But her provision and stability didn’t always compensate for her absence. I was a typical unsupervised, fatherless girl searching for affection and approval in most of the wrong places. I made terrible choices and really put myself at risk. Fortunately, I came to my senses. Call it self-preservation. Call it having people in my life who believed I could do better. Or call it divine providence.
Whatever you call it, my life turned out so much better than it could have had I not figured some things out. Part of that was saying yes to the right man after saying yes to too many of the wrong ones. I’m married 20 years to an incredibly Godly and decent man whom I still love dearly. We have two children who attend high quality public schools. And we live in a lovely home out here on Minnesota’s suburban tundra. A house 3x the size of the one I grew up in.
Once when my mother visited us, we took her to the local July fourth fireworks display at a nearby park. We sat on blankets while our then small kids romped in the grass. She looked around amazed. This city has enough money to pay people to empty trashcans at the park. And residents here have leisure time and enough energy to go to the park. “And look at all of the two-parent families,” she said in awe. The hubs and I were shocked by what shocked her. How had I come to take any of this for granted?
I recently finished reading This is The Story of a Happy Marriage by Ann Patchett. It’s an excellent collection of essays, many of which I’d like to pluck out individually and send to friends I think would appreciate them. But a particular line in her essay titled, The Sacrament of Divorce still stands out to me.
“There can be something cruel about those who have had good fortune. They equate it with personal goodness.”
Wow. I must admit that sometimes I actually believe my own good fortune–my rescue from a life more marred by poor decision-making–is somehow the result of my personal goodness. Other times I’m a bit wiser.
Once when I was lecturing my children about how good we have it here compared to other places or to those living in more difficult circumstances or those daily influenced by poorly educated and desperate people, my son asked me, “Why do you think you made it out?”
In my motherly wisdom, I said something like, “I don’t entirely know.

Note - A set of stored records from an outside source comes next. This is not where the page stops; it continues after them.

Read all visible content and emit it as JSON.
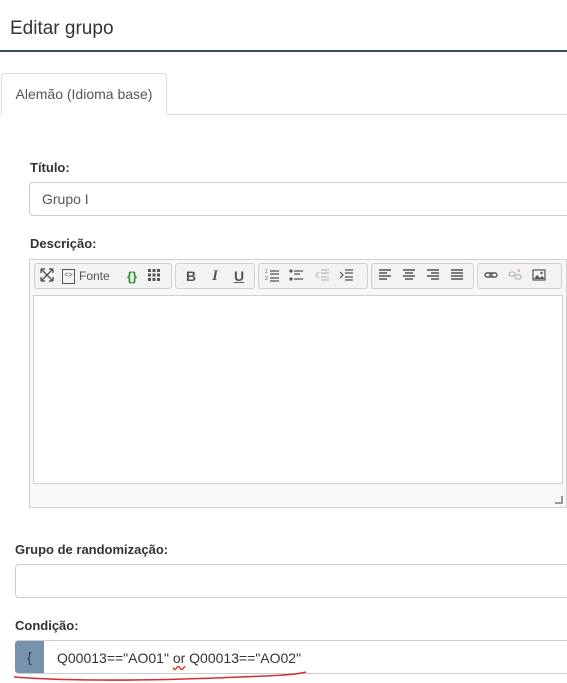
{
  "header": {
    "title": "Editar grupo"
  },
  "tabs": [
    {
      "label": "Alemão (Idioma base)",
      "active": true
    }
  ],
  "form": {
    "titulo_label": "Título:",
    "titulo_value": "Grupo I",
    "descricao_label": "Descrição:",
    "randomizacao_label": "Grupo de randomização:",
    "randomizacao_value": "",
    "condicao_label": "Condição:",
    "condicao_brace": "{",
    "condicao_part1": "Q00013==\"AO01\" ",
    "condicao_or": "or",
    "condicao_part2": " Q00013==\"AO02\""
  },
  "toolbar": {
    "source_label": "Fonte",
    "bold": "B",
    "italic": "I",
    "underline": "U"
  },
  "colors": {
    "accent_rule": "#2f4f5f",
    "brace_bg": "#7692ad",
    "annotation": "#d32f2f"
  }
}
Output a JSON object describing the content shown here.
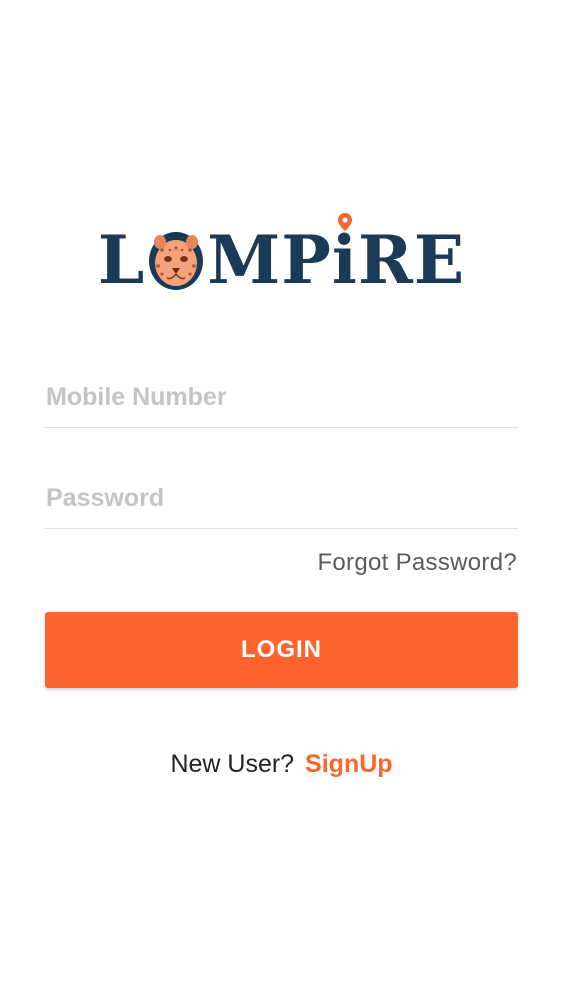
{
  "brand": {
    "logo_text_l": "L",
    "logo_text_mp": "MP",
    "logo_text_i": "i",
    "logo_text_re": "RE",
    "primary_color": "#1b3a57",
    "accent_color": "#fd642e"
  },
  "form": {
    "mobile_placeholder": "Mobile Number",
    "password_placeholder": "Password",
    "forgot_label": "Forgot Password?",
    "login_label": "LOGIN"
  },
  "signup": {
    "prompt": "New User?",
    "link_label": "SignUp"
  },
  "icons": {
    "logo_o": "leopard-face-icon",
    "logo_i_dot": "location-pin-icon"
  }
}
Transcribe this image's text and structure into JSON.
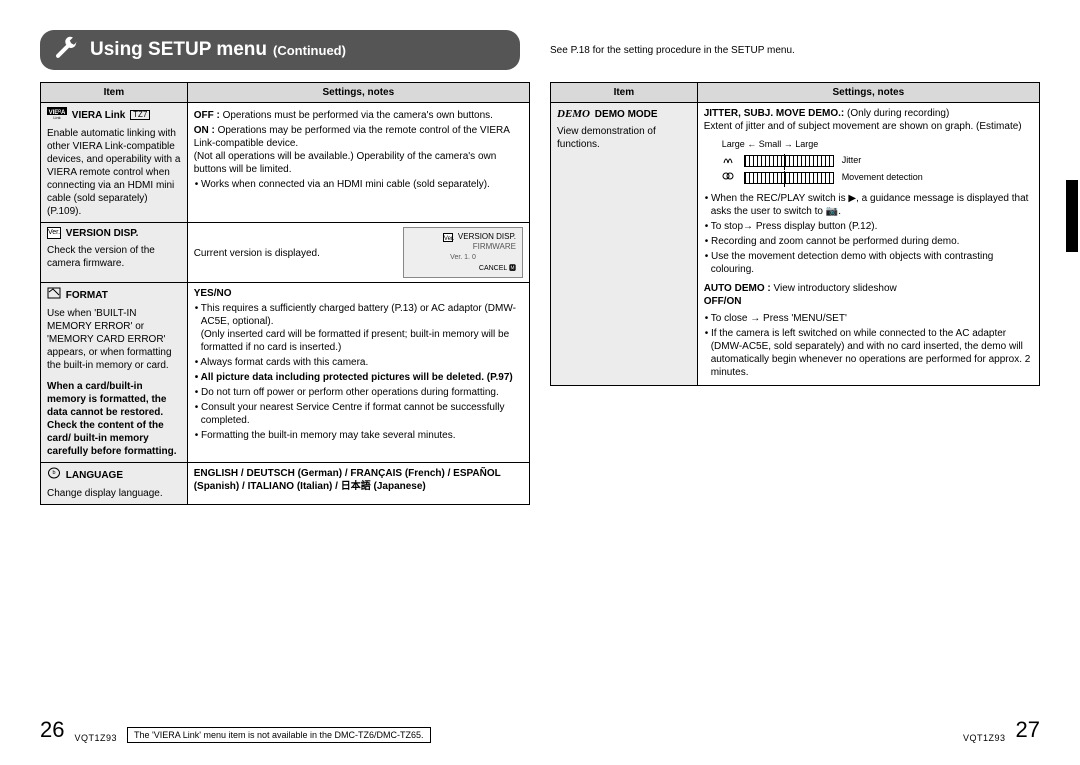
{
  "header": {
    "title": "Using SETUP menu",
    "continued": "(Continued)",
    "see_note": "See P.18 for the setting procedure in the SETUP menu."
  },
  "col_headers": {
    "item": "Item",
    "settings": "Settings, notes"
  },
  "left_rows": {
    "viera": {
      "icon_label": "VIERA",
      "title": "VIERA Link",
      "badge": "TZ7",
      "desc": "Enable automatic linking with other VIERA Link-compatible devices, and operability with a VIERA remote control when connecting via an HDMI mini cable (sold separately) (P.109).",
      "off_lead": "OFF :",
      "off_text": "Operations must be performed via the camera's own buttons.",
      "on_lead": "ON :",
      "on_text": "Operations may be performed via the remote control of the VIERA Link-compatible device.\n(Not all operations will be available.) Operability of the camera's own buttons will be limited.",
      "b1": "Works when connected via an HDMI mini cable (sold separately)."
    },
    "version": {
      "icon_label": "Ver.",
      "title": "VERSION DISP.",
      "desc": "Check the version of the camera firmware.",
      "caption": "Current version is displayed.",
      "lcd_top_icon": "◻",
      "lcd_top_text": "VERSION DISP.",
      "lcd_fw": "FIRMWARE",
      "lcd_ver": "Ver. 1. 0",
      "lcd_cancel": "CANCEL 🅼"
    },
    "format": {
      "title": "FORMAT",
      "desc": "Use when 'BUILT-IN MEMORY ERROR' or 'MEMORY CARD ERROR' appears, or when formatting the built-in memory or card.",
      "warn": "When a card/built-in memory is formatted, the data cannot be restored. Check the content of the card/ built-in memory carefully before formatting.",
      "options": "YES/NO",
      "b1": "This requires a sufficiently charged battery (P.13) or AC adaptor (DMW-AC5E, optional).\n(Only inserted card will be formatted if present; built-in memory will be formatted if no card is inserted.)",
      "b2": "Always format cards with this camera.",
      "b3": "All picture data including protected pictures will be deleted. (P.97)",
      "b4": "Do not turn off power or perform other operations during formatting.",
      "b5": "Consult your nearest Service Centre if format cannot be successfully completed.",
      "b6": "Formatting the built-in memory may take several minutes."
    },
    "language": {
      "title": "LANGUAGE",
      "desc": "Change display language.",
      "options": "ENGLISH / DEUTSCH (German) / FRANÇAIS (French) / ESPAÑOL (Spanish) / ITALIANO (Italian) / 日本語 (Japanese)"
    }
  },
  "right_rows": {
    "demo": {
      "icon_label": "DEMO",
      "title": "DEMO MODE",
      "desc": "View demonstration of functions.",
      "j_title": "JITTER, SUBJ. MOVE DEMO.:",
      "j_note": "(Only during recording)",
      "j_text": "Extent of jitter and of subject movement are shown on graph. (Estimate)",
      "scale": "Large ← Small → Large",
      "g1": "Jitter",
      "g2": "Movement detection",
      "b1": "When the REC/PLAY switch is ▶, a guidance message is displayed that asks the user to switch to 📷.",
      "b2": "To stop→ Press display button (P.12).",
      "b3": "Recording and zoom cannot be performed during demo.",
      "b4": "Use the movement detection demo with objects with contrasting colouring.",
      "auto_lead": "AUTO DEMO :",
      "auto_text": "View introductory slideshow",
      "offon": "OFF/ON",
      "c1": "To close → Press 'MENU/SET'",
      "c2": "If the camera is left switched on while connected to the AC adapter (DMW-AC5E, sold separately) and with no card inserted, the demo will automatically begin whenever no operations are performed for approx. 2 minutes."
    }
  },
  "footer": {
    "page_left": "26",
    "page_right": "27",
    "doc_code": "VQT1Z93",
    "note": "The 'VIERA Link' menu item is not available in the DMC-TZ6/DMC-TZ65."
  }
}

But I believe that for some reason God chose me and gave me a second chance. And I don’t want to blow it or waste it. I want SO MUCH to show my gratitude to God by living a good and useful life and giving you every opportunity to live a good and useful life.”
I still believe this but have come to realize that I was only partly right. Because when I shared this story with someone wiser than me, she said, “God chooses everybody.”
Please let that sink in. Know that no matter your circumstance, no matter how badly you’ve screwed things up, God chooses EVERYBODY. There is no limit to His grace, forgiveness and restoration. But sadly, not all choose to respond to God’s grace.
Now I am not silly enough to believe that I will live out my days bathed in good fortune. Patchett has already reminded me that this has little or nothing to do with my personal goodness or striving. (Read the book of Job if you need more insight on the matter.) Only God knows how long good fortune will last. But I do know this, I will go to the house of the Lord today, Ash Wednesday, and I will be reminded of the fragility and shortness of this life. I will be reminded that I come from dust and will one day return to dust. That my good fortune does not equate to my personal goodness and that I should never be cruel to others based on their circumstance or my perception of their personal goodness.
I will be reminded today and throughout the season of Lent that a Holy and Loving God chose me, one lost lamb. And I will keep trying not to blow it but to honor God with my life no matter my circumstance.